[STORED DATA Boundary: Start]

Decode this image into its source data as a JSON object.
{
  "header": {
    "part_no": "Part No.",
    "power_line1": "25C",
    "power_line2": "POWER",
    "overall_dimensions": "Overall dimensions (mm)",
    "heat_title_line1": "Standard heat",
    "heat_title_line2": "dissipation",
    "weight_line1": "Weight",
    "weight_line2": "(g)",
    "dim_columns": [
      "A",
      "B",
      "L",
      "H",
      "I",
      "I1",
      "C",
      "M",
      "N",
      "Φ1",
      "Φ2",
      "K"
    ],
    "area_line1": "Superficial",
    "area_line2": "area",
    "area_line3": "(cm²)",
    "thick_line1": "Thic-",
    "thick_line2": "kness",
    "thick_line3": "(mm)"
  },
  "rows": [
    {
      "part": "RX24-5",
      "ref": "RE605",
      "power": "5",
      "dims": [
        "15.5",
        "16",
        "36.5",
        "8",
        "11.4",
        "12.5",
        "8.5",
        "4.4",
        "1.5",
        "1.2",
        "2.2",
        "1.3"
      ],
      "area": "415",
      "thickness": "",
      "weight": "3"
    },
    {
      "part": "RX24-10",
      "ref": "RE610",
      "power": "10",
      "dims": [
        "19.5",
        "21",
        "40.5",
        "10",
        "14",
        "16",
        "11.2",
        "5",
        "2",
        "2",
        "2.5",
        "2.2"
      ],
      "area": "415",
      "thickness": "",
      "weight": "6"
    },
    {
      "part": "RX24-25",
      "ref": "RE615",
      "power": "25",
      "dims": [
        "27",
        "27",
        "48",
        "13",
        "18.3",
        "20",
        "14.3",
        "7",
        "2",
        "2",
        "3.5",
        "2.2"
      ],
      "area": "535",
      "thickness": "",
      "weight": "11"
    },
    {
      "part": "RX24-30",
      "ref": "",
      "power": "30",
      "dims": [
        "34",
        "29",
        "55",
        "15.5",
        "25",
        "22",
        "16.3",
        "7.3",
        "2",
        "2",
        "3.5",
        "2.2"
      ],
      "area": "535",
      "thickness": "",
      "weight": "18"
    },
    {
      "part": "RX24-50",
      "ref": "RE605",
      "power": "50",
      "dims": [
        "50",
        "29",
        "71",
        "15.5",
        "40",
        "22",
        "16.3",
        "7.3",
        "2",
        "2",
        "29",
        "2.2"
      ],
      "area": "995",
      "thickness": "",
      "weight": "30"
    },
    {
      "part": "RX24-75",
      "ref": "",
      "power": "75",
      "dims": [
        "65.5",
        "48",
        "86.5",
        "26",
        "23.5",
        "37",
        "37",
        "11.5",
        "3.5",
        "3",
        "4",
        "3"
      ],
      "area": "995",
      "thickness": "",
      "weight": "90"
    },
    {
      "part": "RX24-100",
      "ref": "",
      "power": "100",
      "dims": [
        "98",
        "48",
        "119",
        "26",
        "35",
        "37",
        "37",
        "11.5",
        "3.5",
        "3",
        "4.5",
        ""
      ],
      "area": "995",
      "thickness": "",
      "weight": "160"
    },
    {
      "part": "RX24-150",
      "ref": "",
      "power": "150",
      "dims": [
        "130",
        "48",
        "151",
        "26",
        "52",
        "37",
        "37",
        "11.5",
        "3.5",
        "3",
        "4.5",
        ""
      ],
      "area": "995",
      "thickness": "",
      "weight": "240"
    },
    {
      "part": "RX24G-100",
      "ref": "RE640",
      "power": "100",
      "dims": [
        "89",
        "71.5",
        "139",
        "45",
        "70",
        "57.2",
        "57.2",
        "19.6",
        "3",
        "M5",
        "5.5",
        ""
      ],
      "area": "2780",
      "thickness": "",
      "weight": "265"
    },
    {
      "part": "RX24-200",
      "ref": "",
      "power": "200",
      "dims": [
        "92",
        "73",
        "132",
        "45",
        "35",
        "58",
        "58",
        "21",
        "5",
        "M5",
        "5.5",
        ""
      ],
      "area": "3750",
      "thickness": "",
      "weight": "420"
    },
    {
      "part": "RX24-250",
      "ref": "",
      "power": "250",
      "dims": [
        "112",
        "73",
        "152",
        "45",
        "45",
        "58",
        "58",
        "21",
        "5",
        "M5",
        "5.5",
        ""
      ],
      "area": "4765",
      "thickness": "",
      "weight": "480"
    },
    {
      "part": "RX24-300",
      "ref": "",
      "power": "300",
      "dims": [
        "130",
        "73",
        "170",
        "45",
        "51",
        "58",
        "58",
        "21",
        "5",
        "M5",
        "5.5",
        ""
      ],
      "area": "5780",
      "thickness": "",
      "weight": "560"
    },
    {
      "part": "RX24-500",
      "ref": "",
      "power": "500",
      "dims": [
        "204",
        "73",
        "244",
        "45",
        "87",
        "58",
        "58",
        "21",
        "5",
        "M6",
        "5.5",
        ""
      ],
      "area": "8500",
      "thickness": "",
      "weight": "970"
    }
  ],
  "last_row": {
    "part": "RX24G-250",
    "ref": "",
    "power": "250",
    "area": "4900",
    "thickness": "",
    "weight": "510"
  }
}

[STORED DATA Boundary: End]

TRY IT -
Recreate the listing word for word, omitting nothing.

OUTPUT FOR THIS TASK -
Decode this image into its source data as a JSON object.
{
  "header": {
    "part_no": "Part No.",
    "power_line1": "25C",
    "power_line2": "POWER",
    "overall_dimensions": "Overall dimensions (mm)",
    "heat_title_line1": "Standard heat",
    "heat_title_line2": "dissipation",
    "weight_line1": "Weight",
    "weight_line2": "(g)",
    "dim_columns": [
      "A",
      "B",
      "L",
      "H",
      "I",
      "I1",
      "C",
      "M",
      "N",
      "Φ1",
      "Φ2",
      "K"
    ],
    "area_line1": "Superficial",
    "area_line2": "area",
    "area_line3": "(cm²)",
    "thick_line1": "Thic-",
    "thick_line2": "kness",
    "thick_line3": "(mm)"
  },
  "rows": [
    {
      "part": "RX24-5",
      "ref": "RE605",
      "power": "5",
      "dims": [
        "15.5",
        "16",
        "36.5",
        "8",
        "11.4",
        "12.5",
        "8.5",
        "4.4",
        "1.5",
        "1.2",
        "2.2",
        "1.3"
      ],
      "area": "415",
      "thickness": "",
      "weight": "3"
    },
    {
      "part": "RX24-10",
      "ref": "RE610",
      "power": "10",
      "dims": [
        "19.5",
        "21",
        "40.5",
        "10",
        "14",
        "16",
        "11.2",
        "5",
        "2",
        "2",
        "2.5",
        "2.2"
      ],
      "area": "415",
      "thickness": "",
      "weight": "6"
    },
    {
      "part": "RX24-25",
      "ref": "RE615",
      "power": "25",
      "dims": [
        "27",
        "27",
        "48",
        "13",
        "18.3",
        "20",
        "14.3",
        "7",
        "2",
        "2",
        "3.5",
        "2.2"
      ],
      "area": "535",
      "thickness": "",
      "weight": "11"
    },
    {
      "part": "RX24-30",
      "ref": "",
      "power": "30",
      "dims": [
        "34",
        "29",
        "55",
        "15.5",
        "25",
        "22",
        "16.3",
        "7.3",
        "2",
        "2",
        "3.5",
        "2.2"
      ],
      "area": "535",
      "thickness": "",
      "weight": "18"
    },
    {
      "part": "RX24-50",
      "ref": "RE605",
      "power": "50",
      "dims": [
        "50",
        "29",
        "71",
        "15.5",
        "40",
        "22",
        "16.3",
        "7.3",
        "2",
        "2",
        "29",
        "2.2"
      ],
      "area": "995",
      "thickness": "",
      "weight": "30"
    },
    {
      "part": "RX24-75",
      "ref": "",
      "power": "75",
      "dims": [
        "65.5",
        "48",
        "86.5",
        "26",
        "23.5",
        "37",
        "37",
        "11.5",
        "3.5",
        "3",
        "4",
        "3"
      ],
      "area": "995",
      "thickness": "",
      "weight": "90"
    },
    {
      "part": "RX24-100",
      "ref": "",
      "power": "100",
      "dims": [
        "98",
        "48",
        "119",
        "26",
        "35",
        "37",
        "37",
        "11.5",
        "3.5",
        "3",
        "4.5",
        ""
      ],
      "area": "995",
      "thickness": "",
      "weight": "160"
    },
    {
      "part": "RX24-150",
      "ref": "",
      "power": "150",
      "dims": [
        "130",
        "48",
        "151",
        "26",
        "52",
        "37",
        "37",
        "11.5",
        "3.5",
        "3",
        "4.5",
        ""
      ],
      "area": "995",
      "thickness": "",
      "weight": "240"
    },
    {
      "part": "RX24G-100",
      "ref": "RE640",
      "power": "100",
      "dims": [
        "89",
        "71.5",
        "139",
        "45",
        "70",
        "57.2",
        "57.2",
        "19.6",
        "3",
        "M5",
        "5.5",
        ""
      ],
      "area": "2780",
      "thickness": "",
      "weight": "265"
    },
    {
      "part": "RX24-200",
      "ref": "",
      "power": "200",
      "dims": [
        "92",
        "73",
        "132",
        "45",
        "35",
        "58",
        "58",
        "21",
        "5",
        "M5",
        "5.5",
        ""
      ],
      "area": "3750",
      "thickness": "",
      "weight": "420"
    },
    {
      "part": "RX24-250",
      "ref": "",
      "power": "250",
      "dims": [
        "112",
        "73",
        "152",
        "45",
        "45",
        "58",
        "58",
        "21",
        "5",
        "M5",
        "5.5",
        ""
      ],
      "area": "4765",
      "thickness": "",
      "weight": "480"
    },
    {
      "part": "RX24-300",
      "ref": "",
      "power": "300",
      "dims": [
        "130",
        "73",
        "170",
        "45",
        "51",
        "58",
        "58",
        "21",
        "5",
        "M5",
        "5.5",
        ""
      ],
      "area": "5780",
      "thickness": "",
      "weight": "560"
    },
    {
      "part": "RX24-500",
      "ref": "",
      "power": "500",
      "dims": [
        "204",
        "73",
        "244",
        "45",
        "87",
        "58",
        "58",
        "21",
        "5",
        "M6",
        "5.5",
        ""
      ],
      "area": "8500",
      "thickness": "",
      "weight": "970"
    }
  ],
  "last_row": {
    "part": "RX24G-250",
    "ref": "",
    "power": "250",
    "area": "4900",
    "thickness": "",
    "weight": "510"
  }
}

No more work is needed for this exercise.